Website and app data records
=== Begin Enclosure ===

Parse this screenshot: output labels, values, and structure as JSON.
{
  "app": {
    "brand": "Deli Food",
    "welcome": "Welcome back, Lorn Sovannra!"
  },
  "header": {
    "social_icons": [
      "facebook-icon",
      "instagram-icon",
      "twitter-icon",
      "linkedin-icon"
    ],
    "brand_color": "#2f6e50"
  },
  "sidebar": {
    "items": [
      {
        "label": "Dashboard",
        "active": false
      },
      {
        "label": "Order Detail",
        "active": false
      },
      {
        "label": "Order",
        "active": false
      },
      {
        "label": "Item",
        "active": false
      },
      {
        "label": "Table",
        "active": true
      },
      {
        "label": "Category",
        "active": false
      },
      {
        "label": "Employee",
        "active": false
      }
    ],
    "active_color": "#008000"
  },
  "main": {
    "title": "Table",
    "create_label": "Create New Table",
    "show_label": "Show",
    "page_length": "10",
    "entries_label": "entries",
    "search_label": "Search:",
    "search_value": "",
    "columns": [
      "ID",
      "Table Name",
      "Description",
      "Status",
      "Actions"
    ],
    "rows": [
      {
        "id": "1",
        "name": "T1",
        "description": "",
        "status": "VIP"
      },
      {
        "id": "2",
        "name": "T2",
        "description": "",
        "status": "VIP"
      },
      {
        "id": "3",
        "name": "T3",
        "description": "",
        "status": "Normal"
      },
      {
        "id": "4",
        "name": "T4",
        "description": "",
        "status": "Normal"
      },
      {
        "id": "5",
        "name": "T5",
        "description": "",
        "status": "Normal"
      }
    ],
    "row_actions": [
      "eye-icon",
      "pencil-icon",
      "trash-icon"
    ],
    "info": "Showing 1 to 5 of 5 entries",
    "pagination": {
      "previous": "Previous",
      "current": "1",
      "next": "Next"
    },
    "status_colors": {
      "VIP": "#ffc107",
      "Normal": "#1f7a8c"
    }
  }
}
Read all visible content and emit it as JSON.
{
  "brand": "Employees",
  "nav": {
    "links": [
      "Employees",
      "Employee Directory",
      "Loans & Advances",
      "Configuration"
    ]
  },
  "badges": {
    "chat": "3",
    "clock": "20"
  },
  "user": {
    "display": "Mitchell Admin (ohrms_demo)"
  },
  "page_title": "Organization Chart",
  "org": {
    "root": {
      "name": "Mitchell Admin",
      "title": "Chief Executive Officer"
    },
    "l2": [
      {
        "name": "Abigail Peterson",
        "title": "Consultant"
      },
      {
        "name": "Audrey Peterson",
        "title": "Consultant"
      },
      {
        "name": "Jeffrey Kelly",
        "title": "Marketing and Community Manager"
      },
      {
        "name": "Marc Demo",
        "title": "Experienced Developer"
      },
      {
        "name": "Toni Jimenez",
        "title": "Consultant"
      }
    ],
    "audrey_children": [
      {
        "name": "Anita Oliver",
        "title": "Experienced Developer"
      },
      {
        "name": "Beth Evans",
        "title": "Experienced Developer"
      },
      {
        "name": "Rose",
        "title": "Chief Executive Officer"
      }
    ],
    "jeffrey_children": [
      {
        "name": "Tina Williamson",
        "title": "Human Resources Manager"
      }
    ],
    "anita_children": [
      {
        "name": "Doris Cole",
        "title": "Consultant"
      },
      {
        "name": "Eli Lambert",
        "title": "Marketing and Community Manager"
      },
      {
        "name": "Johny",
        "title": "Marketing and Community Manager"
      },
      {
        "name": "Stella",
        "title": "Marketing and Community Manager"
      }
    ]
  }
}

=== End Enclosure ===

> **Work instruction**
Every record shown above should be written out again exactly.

> **Written solution**
Parse this screenshot: output labels, values, and structure as JSON.
{
  "app": {
    "brand": "Deli Food",
    "welcome": "Welcome back, Lorn Sovannra!"
  },
  "header": {
    "social_icons": [
      "facebook-icon",
      "instagram-icon",
      "twitter-icon",
      "linkedin-icon"
    ],
    "brand_color": "#2f6e50"
  },
  "sidebar": {
    "items": [
      {
        "label": "Dashboard",
        "active": false
      },
      {
        "label": "Order Detail",
        "active": false
      },
      {
        "label": "Order",
        "active": false
      },
      {
        "label": "Item",
        "active": false
      },
      {
        "label": "Table",
        "active": true
      },
      {
        "label": "Category",
        "active": false
      },
      {
        "label": "Employee",
        "active": false
      }
    ],
    "active_color": "#008000"
  },
  "main": {
    "title": "Table",
    "create_label": "Create New Table",
    "show_label": "Show",
    "page_length": "10",
    "entries_label": "entries",
    "search_label": "Search:",
    "search_value": "",
    "columns": [
      "ID",
      "Table Name",
      "Description",
      "Status",
      "Actions"
    ],
    "rows": [
      {
        "id": "1",
        "name": "T1",
        "description": "",
        "status": "VIP"
      },
      {
        "id": "2",
        "name": "T2",
        "description": "",
        "status": "VIP"
      },
      {
        "id": "3",
        "name": "T3",
        "description": "",
        "status": "Normal"
      },
      {
        "id": "4",
        "name": "T4",
        "description": "",
        "status": "Normal"
      },
      {
        "id": "5",
        "name": "T5",
        "description": "",
        "status": "Normal"
      }
    ],
    "row_actions": [
      "eye-icon",
      "pencil-icon",
      "trash-icon"
    ],
    "info": "Showing 1 to 5 of 5 entries",
    "pagination": {
      "previous": "Previous",
      "current": "1",
      "next": "Next"
    },
    "status_colors": {
      "VIP": "#ffc107",
      "Normal": "#1f7a8c"
    }
  }
}
Read all visible content and emit it as JSON.
{
  "brand": "Employees",
  "nav": {
    "links": [
      "Employees",
      "Employee Directory",
      "Loans & Advances",
      "Configuration"
    ]
  },
  "badges": {
    "chat": "3",
    "clock": "20"
  },
  "user": {
    "display": "Mitchell Admin (ohrms_demo)"
  },
  "page_title": "Organization Chart",
  "org": {
    "root": {
      "name": "Mitchell Admin",
      "title": "Chief Executive Officer"
    },
    "l2": [
      {
        "name": "Abigail Peterson",
        "title": "Consultant"
      },
      {
        "name": "Audrey Peterson",
        "title": "Consultant"
      },
      {
        "name": "Jeffrey Kelly",
        "title": "Marketing and Community Manager"
      },
      {
        "name": "Marc Demo",
        "title": "Experienced Developer"
      },
      {
        "name": "Toni Jimenez",
        "title": "Consultant"
      }
    ],
    "audrey_children": [
      {
        "name": "Anita Oliver",
        "title": "Experienced Developer"
      },
      {
        "name": "Beth Evans",
        "title": "Experienced Developer"
      },
      {
        "name": "Rose",
        "title": "Chief Executive Officer"
      }
    ],
    "jeffrey_children": [
      {
        "name": "Tina Williamson",
        "title": "Human Resources Manager"
      }
    ],
    "anita_children": [
      {
        "name": "Doris Cole",
        "title": "Consultant"
      },
      {
        "name": "Eli Lambert",
        "title": "Marketing and Community Manager"
      },
      {
        "name": "Johny",
        "title": "Marketing and Community Manager"
      },
      {
        "name": "Stella",
        "title": "Marketing and Community Manager"
      }
    ]
  }
}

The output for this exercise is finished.